“1983... what a year for NYHC. As a 13-14 year old teenager in the hardcore/punk scene this was the year that NYC was really put on the map and other cities started taking notice. Things were really buzzing along, so many good shows were happening and so many really good records were finally coming out from NYC. Let me tell ya... POINT BLANK about two records in particular, Antidote’s “Thou Shalt Not Kill” and CFA’s- self titled EP. Two things that always jump out at me about the Antidote EP is Louie’s vocals, unmistakable, undeniable and never duplicated (1st guy I saw in the scene wearing “Gazelles” glasses and Adidas warm up suits). The second being Nunzio’s “crunch” sound. Only one other name that I will associate with “The Crunch” sound is Doug Holland-Kraut/Cro-Mags. Those two things make that record what it is and the reason it will stand the test of time . Cause For Alarm... I saw them when they were the Hinkley Fan Club. I always thought of them being the brother band to Agnostic Front, maybe because they shared some of the same members or because of the LES Skinhead look (even though they had Jersey roots). That EP has the undeniable NYHC sound of the early 80’s, very raw and straightforward with a lot of political and social undertones in the lyrics. I always liked Keith’s vocals and stage presence when they played live. These two records definitely set the tone and the bar for all those to come. Go check your hardcore handbooks and see what NYC had to offer in 1983 I’m sure you would agree”.
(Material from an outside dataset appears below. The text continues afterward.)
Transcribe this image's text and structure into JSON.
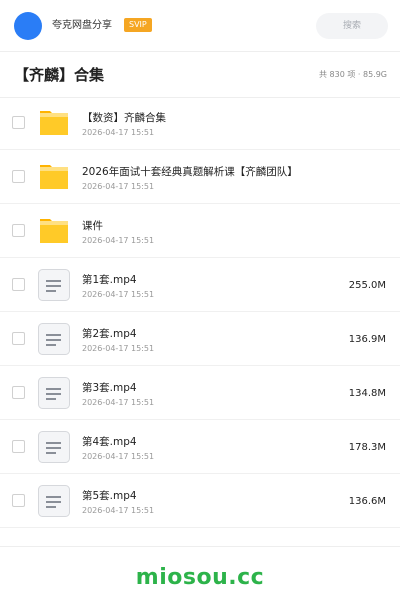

“ANTIDOTE & CFA 35 YEARS LATER… Antidote’s “Thou Shall Not Kill” is perfection. With a few decades of hindsight, I’d argue its polished production and metallic-sounding guitar makes it among the first NYHC crossover records—if not for the fact that, in 1983, thrash metal itself hadn’t fully developed its sound. Ahead of its time by most measures, I’d further argue this genre-crushing, seminal record was timeless, original, and powerful enough to distinguish itself amid all the many releases that year—Bad Brains’ “Rock For Light “and even Metallica’s “Kill ‘Em All”. In fact, I often recommend this record to younger hardcore kids—especially those outside the U.S.—who want to understand the full arc of NYHC and crossover. Cause For Alarm’s self-titled EP attacks from a different angle. It’s perfect in its imperfection. Guitar’s low, bass dominates, drums are loud. It predates my personal entry into NYHC by three years, but it’s the sound that I most associate with the scene’s first generation (along with Agnostic Front’s “United Blood”). A sound that’s raw, visceral and slammable as fuck that matched the cover art perfectly with the riot squad dragging away a protester. Taken together, it captured that 1980’s political and social tension between reaction and pro-action. Telling the world to go fuck itself, but knowing that rebellion came with a hefty price—getting your head kicked in and tossed in a cell. I remember when I auditioned on drums for Cause For Alarm years later that I came to fully appreciate the powerful, brilliant simplicity in their music".